While most uses for offshore companies and trusts are legitimate and the International Consortium of Investigative Journalists (ICIJ) does not intend to suggest or imply that any persons, companies or other entities included in the ICIJ Offshore Leaks Database have broken the law or otherwise acted improperly, their publication causes much scandal for those involved.
The latest revelations published by ICIJ reveal fresh information about a series of offshore companies in the Bahamas with the offshore activities of prime ministers, ministers, princes, convicted criminals, the UK’s Home Secretary Amber Rudd, and Neelie Kroes, a prominent former EU commissioner.
The Bahamas, which once sold itself as the “Switzerland of the West," is a constellation of 700 islands, many smaller than a square mile.

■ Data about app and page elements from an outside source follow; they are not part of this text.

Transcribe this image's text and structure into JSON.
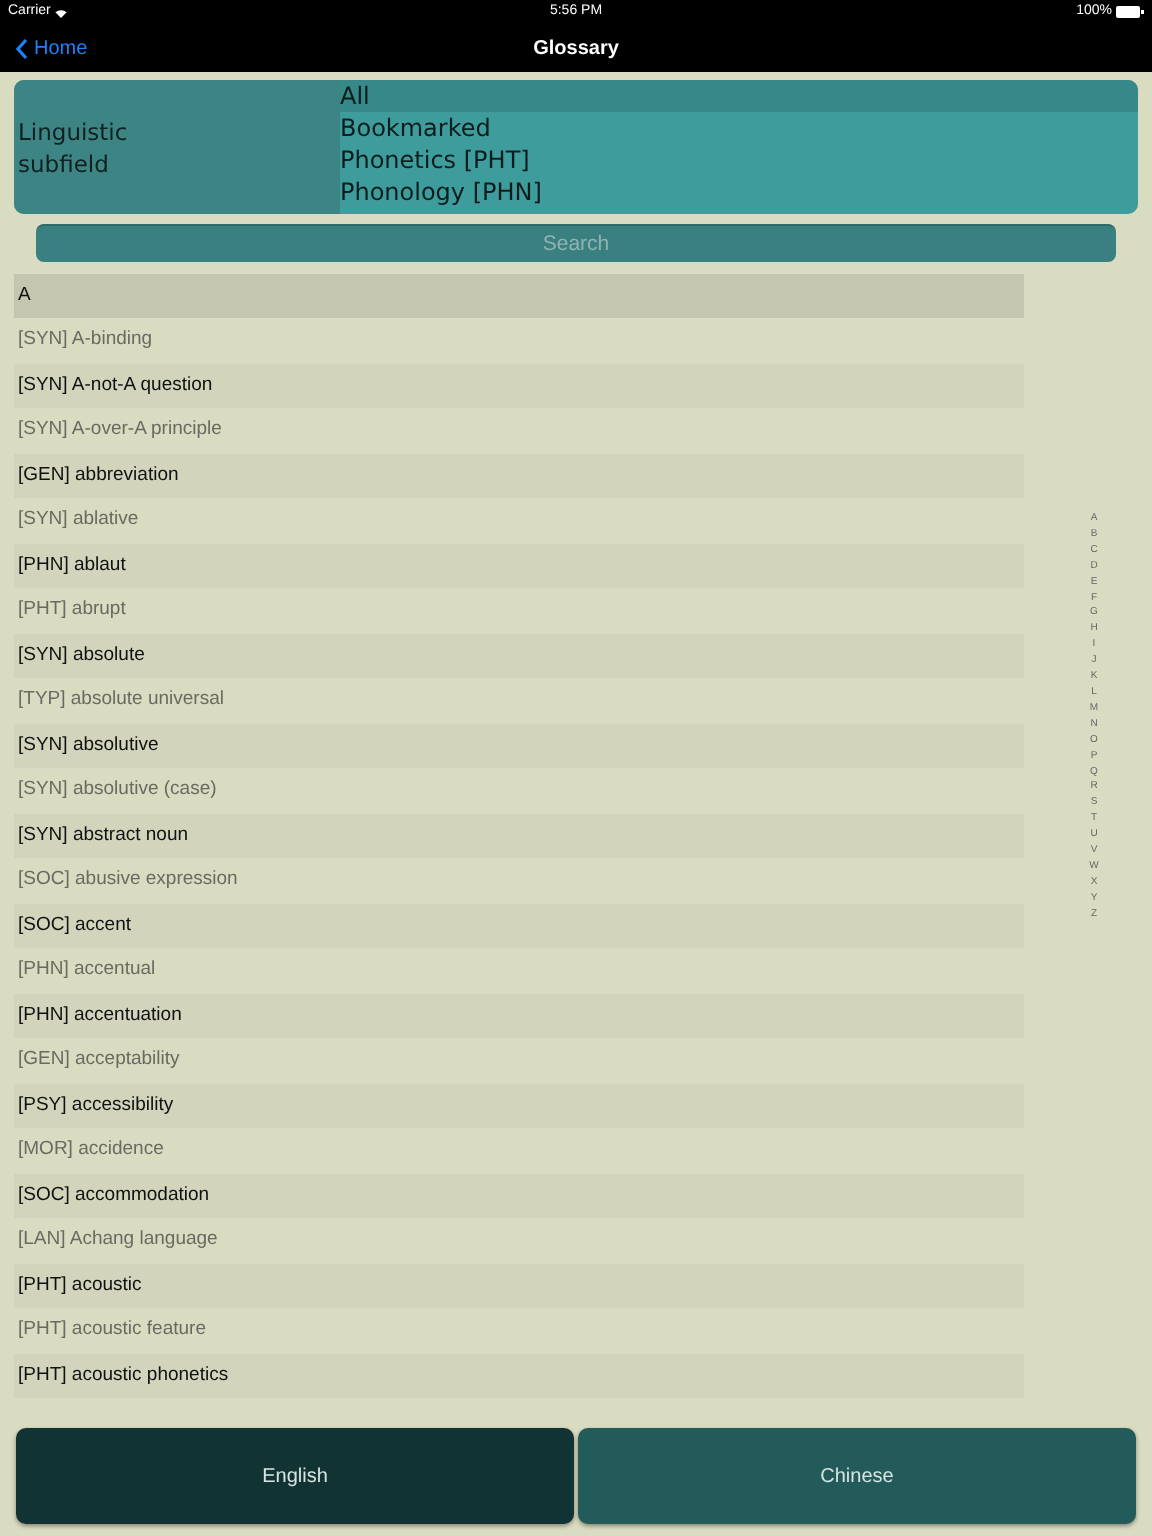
{
  "status_bar": {
    "carrier": "Carrier",
    "time": "5:56 PM",
    "battery": "100%"
  },
  "nav": {
    "back": "Home",
    "title": "Glossary"
  },
  "picker": {
    "label": "Linguistic subfield",
    "options": [
      {
        "label": "All",
        "selected": true
      },
      {
        "label": "Bookmarked",
        "selected": false
      },
      {
        "label": "Phonetics [PHT]",
        "selected": false
      },
      {
        "label": "Phonology [PHN]",
        "selected": false
      }
    ]
  },
  "search": {
    "placeholder": "Search"
  },
  "section_header": "A",
  "rows": [
    "[SYN] A-binding",
    "[SYN] A-not-A question",
    "[SYN] A-over-A principle",
    "[GEN] abbreviation",
    "[SYN] ablative",
    "[PHN] ablaut",
    "[PHT] abrupt",
    "[SYN] absolute",
    "[TYP] absolute universal",
    "[SYN] absolutive",
    "[SYN] absolutive (case)",
    "[SYN] abstract noun",
    "[SOC] abusive expression",
    "[SOC] accent",
    "[PHN] accentual",
    "[PHN] accentuation",
    "[GEN] acceptability",
    "[PSY] accessibility",
    "[MOR] accidence",
    "[SOC] accommodation",
    "[LAN] Achang language",
    "[PHT] acoustic",
    "[PHT] acoustic feature",
    "[PHT] acoustic phonetics"
  ],
  "index": [
    "A",
    "B",
    "C",
    "D",
    "E",
    "F",
    "G",
    "H",
    "I",
    "J",
    "K",
    "L",
    "M",
    "N",
    "O",
    "P",
    "Q",
    "R",
    "S",
    "T",
    "U",
    "V",
    "W",
    "X",
    "Y",
    "Z"
  ],
  "language_tabs": [
    {
      "label": "English",
      "selected": true
    },
    {
      "label": "Chinese",
      "selected": false
    }
  ]
}
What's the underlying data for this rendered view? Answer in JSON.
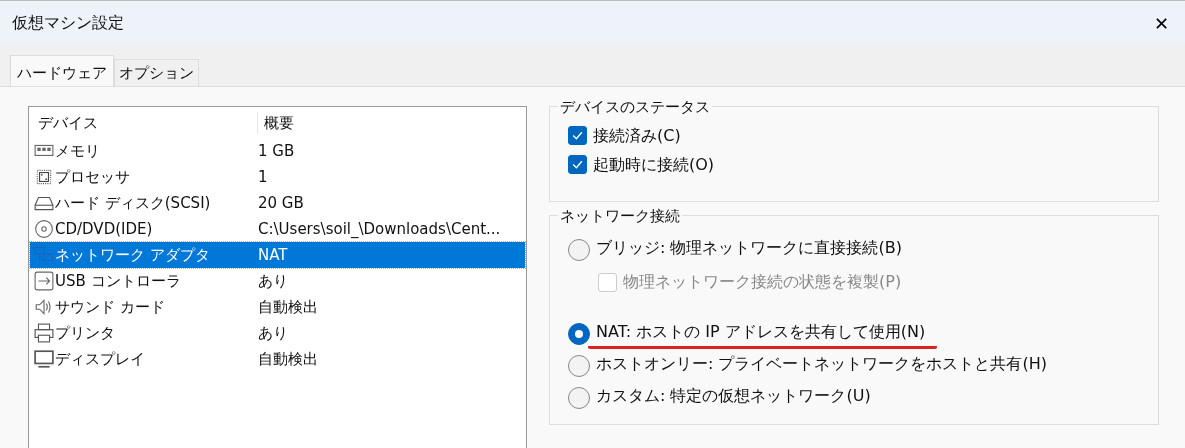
{
  "window": {
    "title": "仮想マシン設定",
    "close": "✕"
  },
  "tabs": [
    {
      "label": "ハードウェア",
      "selected": true
    },
    {
      "label": "オプション",
      "selected": false
    }
  ],
  "devices": {
    "columns": [
      "デバイス",
      "概要"
    ],
    "rows": [
      {
        "kind": "memory",
        "name": "メモリ",
        "summary": "1 GB",
        "selected": false
      },
      {
        "kind": "processor",
        "name": "プロセッサ",
        "summary": "1",
        "selected": false
      },
      {
        "kind": "disk",
        "name": "ハード ディスク(SCSI)",
        "summary": "20 GB",
        "selected": false
      },
      {
        "kind": "cd",
        "name": "CD/DVD(IDE)",
        "summary": "C:\\Users\\soil_\\Downloads\\Cent...",
        "selected": false
      },
      {
        "kind": "network",
        "name": "ネットワーク アダプタ",
        "summary": "NAT",
        "selected": true
      },
      {
        "kind": "usb",
        "name": "USB コントローラ",
        "summary": "あり",
        "selected": false
      },
      {
        "kind": "sound",
        "name": "サウンド カード",
        "summary": "自動検出",
        "selected": false
      },
      {
        "kind": "printer",
        "name": "プリンタ",
        "summary": "あり",
        "selected": false
      },
      {
        "kind": "display",
        "name": "ディスプレイ",
        "summary": "自動検出",
        "selected": false
      }
    ]
  },
  "device_status": {
    "title": "デバイスのステータス",
    "options": [
      {
        "label": "接続済み(C)",
        "checked": true
      },
      {
        "label": "起動時に接続(O)",
        "checked": true
      }
    ]
  },
  "network_connection": {
    "title": "ネットワーク接続",
    "options": [
      {
        "kind": "radio",
        "label": "ブリッジ: 物理ネットワークに直接接続(B)",
        "selected": false,
        "underlined": false
      },
      {
        "kind": "checkbox",
        "label": "物理ネットワーク接続の状態を複製(P)",
        "checked": false,
        "disabled": true
      },
      {
        "kind": "radio",
        "label": "NAT: ホストの IP アドレスを共有して使用(N)",
        "selected": true,
        "underlined": true
      },
      {
        "kind": "radio",
        "label": "ホストオンリー: プライベートネットワークをホストと共有(H)",
        "selected": false,
        "underlined": false
      },
      {
        "kind": "radio",
        "label": "カスタム: 特定の仮想ネットワーク(U)",
        "selected": false,
        "underlined": false
      }
    ]
  }
}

It is one of a handful of micro nations south of the United States whose confidentiality laws and reluctance to share information with foreign governments gave rise to the term “Caribbean curtain.”
Mossack Fonseca, the law firm whose leaked files formed the basis of the Panama Papers, set up 15,915 entities in the Bahamas, making it Mossack Fonseca’s third busiest jurisdiction.
In the case of Kroes, the former senior EU official, the records show that she was director of Mint Holdings, from July 2000 to October 2009. The company was registered in the Bahamas in April 2000 and is currently active. However, Kroes, through a lawyer, told ICIJ and media partners that she did not declare her directorship of the company because it was never operational. Kroes’ lawyer blamed her appearance on company records as “a clerical oversight which was not corrected until 2009.” Her lawyer said the company, set up through a Jordanian businessman and friend of Kroes, had been created to investigate the possibility of raising money to purchase assets – worth more than $6 billion – from Enron, the American energy giant. The deal never came off, and Enron later collapsed amid a massive accounting scandal.
The Bahamas has not signed the global treaty that helps countries share tax information. The OECD, the treaty’s governing body, calls it the “most powerful instrument against offshore tax evasion and avoidance.” In August, the number of participants hit 103, which includes tax havens and some of the world’s poorest countries.
Details from the Bahamas corporate registry, along with those of the Panama Papers and the Offshore leaks, are available to the public at the searchable ICIJ Database.